• Exercise: Search the material for the word "Lower" and report each line where it turns up.

• Supplied data:
_ _ _ _ _

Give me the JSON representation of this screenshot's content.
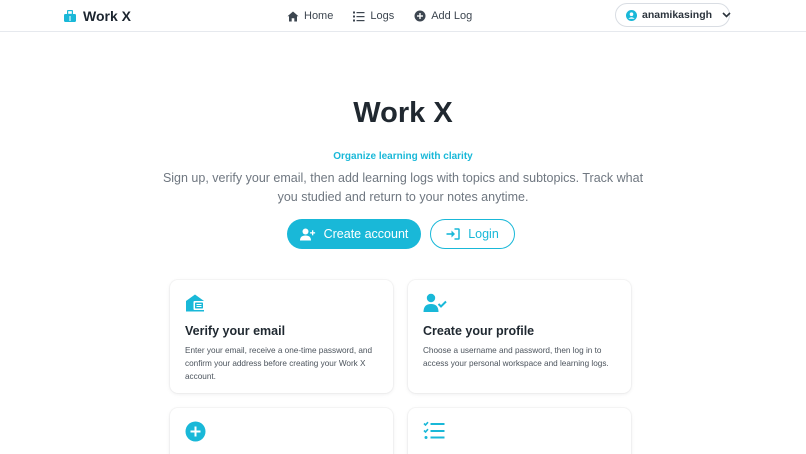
{
  "navbar": {
    "brand": "Work X",
    "links": [
      {
        "label": "Home",
        "icon": "home-icon"
      },
      {
        "label": "Logs",
        "icon": "list-icon"
      },
      {
        "label": "Add Log",
        "icon": "plus-circle-icon"
      }
    ],
    "user": {
      "name": "anamikasingh",
      "icon": "user-circle-icon"
    }
  },
  "hero": {
    "title": "Work X",
    "tagline": "Organize learning with clarity",
    "description": "Sign up, verify your email, then add learning logs with topics and subtopics. Track what you studied and return to your notes anytime.",
    "create_account_label": "Create account",
    "login_label": "Login"
  },
  "features": [
    {
      "icon": "email-verify-icon",
      "title": "Verify your email",
      "text": "Enter your email, receive a one-time password, and confirm your address before creating your Work X account."
    },
    {
      "icon": "user-check-icon",
      "title": "Create your profile",
      "text": "Choose a username and password, then log in to access your personal workspace and learning logs."
    },
    {
      "icon": "plus-circle-icon",
      "title": "",
      "text": ""
    },
    {
      "icon": "list-check-icon",
      "title": "",
      "text": ""
    }
  ],
  "colors": {
    "accent": "#19b8d8",
    "heading": "#202830",
    "muted": "#6f7780"
  }
}
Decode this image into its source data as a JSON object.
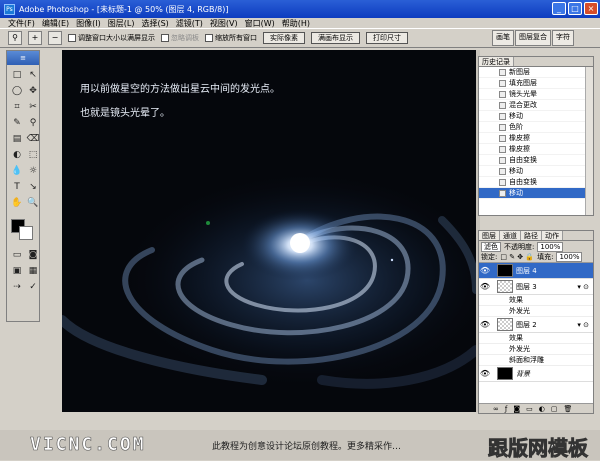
{
  "window": {
    "title": "Adobe Photoshop - [未标题-1 @ 50% (图层 4, RGB/8)]"
  },
  "menu": [
    "文件(F)",
    "编辑(E)",
    "图像(I)",
    "图层(L)",
    "选择(S)",
    "滤镜(T)",
    "视图(V)",
    "窗口(W)",
    "帮助(H)"
  ],
  "options": {
    "chk1": "调整窗口大小以满屏显示",
    "chk2": "忽略调板",
    "chk3": "缩放所有窗口",
    "btn1": "实际像素",
    "btn2": "满画布显示",
    "btn3": "打印尺寸"
  },
  "palette_well": [
    "画笔",
    "图层复合",
    "字符"
  ],
  "toolbox_tools": [
    "□",
    "↖",
    "◯",
    "✥",
    "⌗",
    "✂",
    "✎",
    "⚲",
    "▤",
    "⌫",
    "◐",
    "⬚",
    "💧",
    "☼",
    "T",
    "↘",
    "✋",
    "🔍"
  ],
  "canvas": {
    "line1": "用以前做星空的方法做出星云中间的发光点。",
    "line2": "也就是镜头光晕了。"
  },
  "history": {
    "tab": "历史记录",
    "items": [
      "新图层",
      "填充图层",
      "镜头光晕",
      "混合更改",
      "移动",
      "色阶",
      "橡皮擦",
      "橡皮擦",
      "自由变换",
      "移动",
      "自由变换",
      "移动"
    ]
  },
  "layers": {
    "tabs": [
      "图层",
      "通道",
      "路径",
      "动作"
    ],
    "blend_mode": "滤色",
    "opacity_label": "不透明度:",
    "opacity": "100%",
    "lock_label": "锁定:",
    "fill_label": "填充:",
    "fill": "100%",
    "rows": [
      {
        "name": "图层 4",
        "active": true,
        "fx": ""
      },
      {
        "name": "图层 3",
        "active": false,
        "fx": "▾ ⊙"
      },
      {
        "name": "图层 2",
        "active": false,
        "fx": "▾ ⊙"
      },
      {
        "name": "背景",
        "active": false,
        "fx": ""
      }
    ],
    "effects_label": "效果",
    "effect_outer_glow": "外发光",
    "effect_bevel": "斜面和浮雕"
  },
  "footer": {
    "brand": "VICNC.COM",
    "notice": "此教程为创意设计论坛原创教程。更多精采作…",
    "watermark": "跟版网模板"
  }
}
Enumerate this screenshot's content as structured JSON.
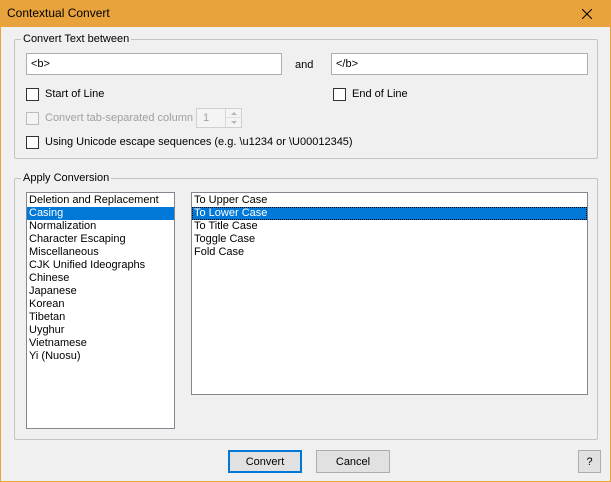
{
  "window": {
    "title": "Contextual Convert"
  },
  "convert_group": {
    "title": "Convert Text between",
    "start_value": "<b>",
    "and_label": "and",
    "end_value": "</b>",
    "start_of_line": {
      "label": "Start of Line",
      "checked": false
    },
    "end_of_line": {
      "label": "End of Line",
      "checked": false
    },
    "tab_column": {
      "label": "Convert tab-separated column",
      "checked": false,
      "enabled": false,
      "column": "1"
    },
    "unicode_escape": {
      "label": "Using Unicode escape sequences (e.g. \\u1234 or \\U00012345)",
      "checked": false
    }
  },
  "apply_group": {
    "title": "Apply Conversion",
    "categories": [
      "Deletion and Replacement",
      "Casing",
      "Normalization",
      "Character Escaping",
      "Miscellaneous",
      "CJK Unified Ideographs",
      "Chinese",
      "Japanese",
      "Korean",
      "Tibetan",
      "Uyghur",
      "Vietnamese",
      "Yi (Nuosu)"
    ],
    "selected_category": "Casing",
    "operations": [
      "To Upper Case",
      "To Lower Case",
      "To Title Case",
      "Toggle Case",
      "Fold Case"
    ],
    "selected_operation": "To Lower Case"
  },
  "buttons": {
    "convert": "Convert",
    "cancel": "Cancel",
    "help": "?"
  },
  "colors": {
    "titlebar": "#e8a33c",
    "selection": "#0078d7",
    "window_bg": "#f0f0f0"
  },
  "icons": {
    "close": "close-icon"
  }
}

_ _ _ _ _

• Answer to the exercise:
      "To Lower Case",
    "selected_operation": "To Lower Case"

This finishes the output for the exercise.